Energy Zapper #7: Living in Artificial Light
Our natural body rhythms are keyed to the rising and setting of the sun, says Carol Ash, DO, medical director of Sleep for Life, a sleep-disorder clinic in Somerset, New Jersey. When you open your eyes in the morning and get your first glimpse of sunlight, your brain receives a signal that helps it set its sleep-wake clock for the day. Similarly, seeing sunlight during the day gives your brain a boost. So if you are awake before the sun, and/or don't see much sun all day, your body is experiencing something a lot like jet lag.
Instead of hitting the coffee cart when you're flagging, hit the sidewalk--the combination of physical exercise and a shot of sunlight will energize you. You don't need much: "A 10- to 20-minute walk in the sunshine will give you a boost," says Dr. Ash.
Energy Zapper #8: Listening to Negative Nellies
You may be upbeat, but it can be exhausting to listen to complainers all day long, whether it's the fellow mom who calls to trash-talk the neighbors or the coworker who never has a positive word to say. It's not your imagination: A 2006 study at Chicago's Northwestern University found that people forced to listen to "high-maintenance" colleagues became frustrated and unfocused, and suffered a decline in the quality of their work.

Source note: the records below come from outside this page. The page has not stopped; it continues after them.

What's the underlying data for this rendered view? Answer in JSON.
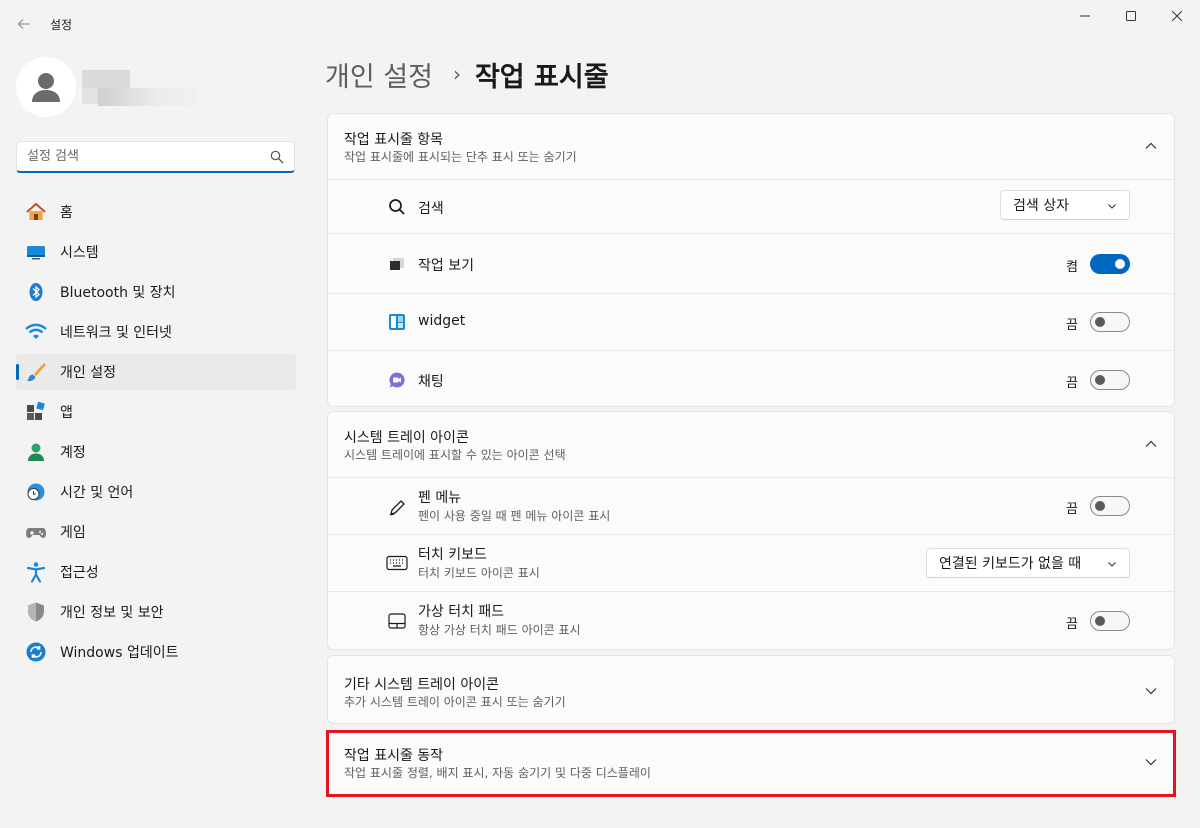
{
  "window": {
    "title": "설정"
  },
  "search": {
    "placeholder": "설정 검색"
  },
  "nav": {
    "items": [
      {
        "label": "홈",
        "icon": "home-icon"
      },
      {
        "label": "시스템",
        "icon": "system-icon"
      },
      {
        "label": "Bluetooth 및 장치",
        "icon": "bluetooth-icon"
      },
      {
        "label": "네트워크 및 인터넷",
        "icon": "wifi-icon"
      },
      {
        "label": "개인 설정",
        "icon": "brush-icon",
        "active": true
      },
      {
        "label": "앱",
        "icon": "apps-icon"
      },
      {
        "label": "계정",
        "icon": "account-icon"
      },
      {
        "label": "시간 및 언어",
        "icon": "clock-globe-icon"
      },
      {
        "label": "게임",
        "icon": "gamepad-icon"
      },
      {
        "label": "접근성",
        "icon": "accessibility-icon"
      },
      {
        "label": "개인 정보 및 보안",
        "icon": "shield-icon"
      },
      {
        "label": "Windows 업데이트",
        "icon": "update-icon"
      }
    ]
  },
  "breadcrumb": {
    "parent": "개인 설정",
    "separator": "›",
    "current": "작업 표시줄"
  },
  "taskbar_items": {
    "title": "작업 표시줄 항목",
    "subtitle": "작업 표시줄에 표시되는 단추 표시 또는 숨기기",
    "rows": [
      {
        "label": "검색",
        "control": "dropdown",
        "value": "검색 상자"
      },
      {
        "label": "작업 보기",
        "control": "toggle",
        "state": "켬",
        "on": true
      },
      {
        "label": "widget",
        "control": "toggle",
        "state": "끔",
        "on": false
      },
      {
        "label": "채팅",
        "control": "toggle",
        "state": "끔",
        "on": false
      }
    ]
  },
  "tray_icons": {
    "title": "시스템 트레이 아이콘",
    "subtitle": "시스템 트레이에 표시할 수 있는 아이콘 선택",
    "rows": [
      {
        "label": "펜 메뉴",
        "sub": "펜이 사용 중일 때 펜 메뉴 아이콘 표시",
        "control": "toggle",
        "state": "끔",
        "on": false
      },
      {
        "label": "터치 키보드",
        "sub": "터치 키보드 아이콘 표시",
        "control": "dropdown",
        "value": "연결된 키보드가 없을 때"
      },
      {
        "label": "가상 터치 패드",
        "sub": "항상 가상 터치 패드 아이콘 표시",
        "control": "toggle",
        "state": "끔",
        "on": false
      }
    ]
  },
  "other_tray": {
    "title": "기타 시스템 트레이 아이콘",
    "subtitle": "추가 시스템 트레이 아이콘 표시 또는 숨기기"
  },
  "behaviors": {
    "title": "작업 표시줄 동작",
    "subtitle": "작업 표시줄 정렬, 배지 표시, 자동 숨기기 및 다중 디스플레이"
  },
  "colors": {
    "accent": "#0067c0",
    "highlight": "#e2161e"
  }
}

Insulate yourself as best you can. If a coworker loves to enumerate her complaints, cut her off with a firm but polite "I really have to get this finished," then smile and get to work. She'll get the message. If it's your own negative thoughts that drag you down, train yourself to banish them by listing, daily, the things you're grateful for, so you can pull out that list when the negative stuff intrudes.
Energy Zapper #9: Holding a Grudge
It takes a surprising amount of energy to remember whom you have a grudge against, and to continually update the faults, missteps and things you're mad about. "Resentment is a huge drain physically as well as mentally," says Dr. Lipman. "Anger, resentment, grudges--all of these emotions are toxic, and we hang on to them in our bodies especially in tense, tired muscles."
It takes practice, but try to forgive old mistakes. An easy way to start is to simply be aware of the times negative thoughts about others creep into your mind, says Dr. Lipman. "Think of others as flawed humans, which we all are," which makes it easier to forgive-and free up energy.